Sort through the material below and copy each line with "tools".
[DATA SECTION Boundary: Start]
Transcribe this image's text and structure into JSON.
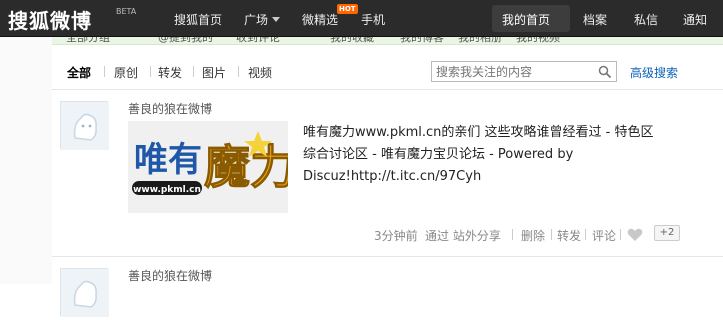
{
  "topnav": {
    "logo": "搜狐微博",
    "beta": "BETA",
    "links": [
      "搜狐首页",
      "广场",
      "微精选",
      "手机"
    ],
    "hot_badge": "HOT",
    "right_links": [
      "我的首页",
      "档案",
      "私信",
      "通知"
    ]
  },
  "subbar": {
    "items": [
      "全部分组",
      "@提到我的",
      "收到评论",
      "我的收藏",
      "我的博客",
      "我的相册",
      "我的视频"
    ]
  },
  "tabs": [
    "全部",
    "原创",
    "转发",
    "图片",
    "视频"
  ],
  "search": {
    "placeholder": "搜索我关注的内容",
    "advanced": "高级搜索"
  },
  "post": {
    "author": "善良的狼在微博",
    "image_caption": "唯有魔力",
    "image_url_text": "www.pkml.cn",
    "text": "唯有魔力www.pkml.cn的亲们 这些攻略谁曾经看过 - 特色区综合讨论区 - 唯有魔力宝贝论坛 - Powered by Discuz!http://t.itc.cn/97Cyh",
    "meta": {
      "time": "3分钟前",
      "source": "通过 站外分享",
      "delete": "删除",
      "forward": "转发",
      "comment": "评论",
      "plus": "+2"
    }
  },
  "post2": {
    "author": "善良的狼在微博"
  },
  "colors": {
    "topbar": "#2b2b2b",
    "link_blue": "#0b61b9",
    "subbar_green": "#eaf5e3"
  }
}
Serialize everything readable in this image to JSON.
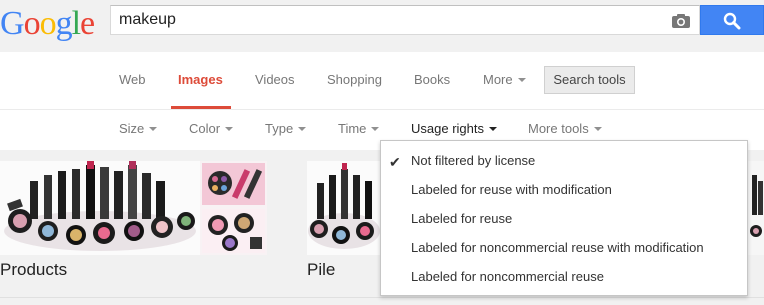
{
  "logo": {
    "letters": [
      {
        "char": "G",
        "color": "#4285f4"
      },
      {
        "char": "o",
        "color": "#ea4335"
      },
      {
        "char": "o",
        "color": "#fbbc05"
      },
      {
        "char": "g",
        "color": "#4285f4"
      },
      {
        "char": "l",
        "color": "#34a853"
      },
      {
        "char": "e",
        "color": "#ea4335"
      }
    ]
  },
  "search": {
    "query": "makeup"
  },
  "nav": {
    "web": "Web",
    "images": "Images",
    "videos": "Videos",
    "shopping": "Shopping",
    "books": "Books",
    "more": "More",
    "search_tools": "Search tools"
  },
  "tools": {
    "size": "Size",
    "color": "Color",
    "type": "Type",
    "time": "Time",
    "usage_rights": "Usage rights",
    "more_tools": "More tools"
  },
  "usage_menu": {
    "items": [
      "Not filtered by license",
      "Labeled for reuse with modification",
      "Labeled for reuse",
      "Labeled for noncommercial reuse with modification",
      "Labeled for noncommercial reuse"
    ],
    "selected_index": 0
  },
  "results": {
    "labels": [
      "Products",
      "Pile"
    ]
  },
  "colors": {
    "accent_red": "#dd4b39",
    "search_blue": "#4285f4"
  }
}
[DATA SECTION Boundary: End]
WRITTEN REPLY:
    "search_tools": "Search tools"
  "tools": {
    "more_tools": "More tools"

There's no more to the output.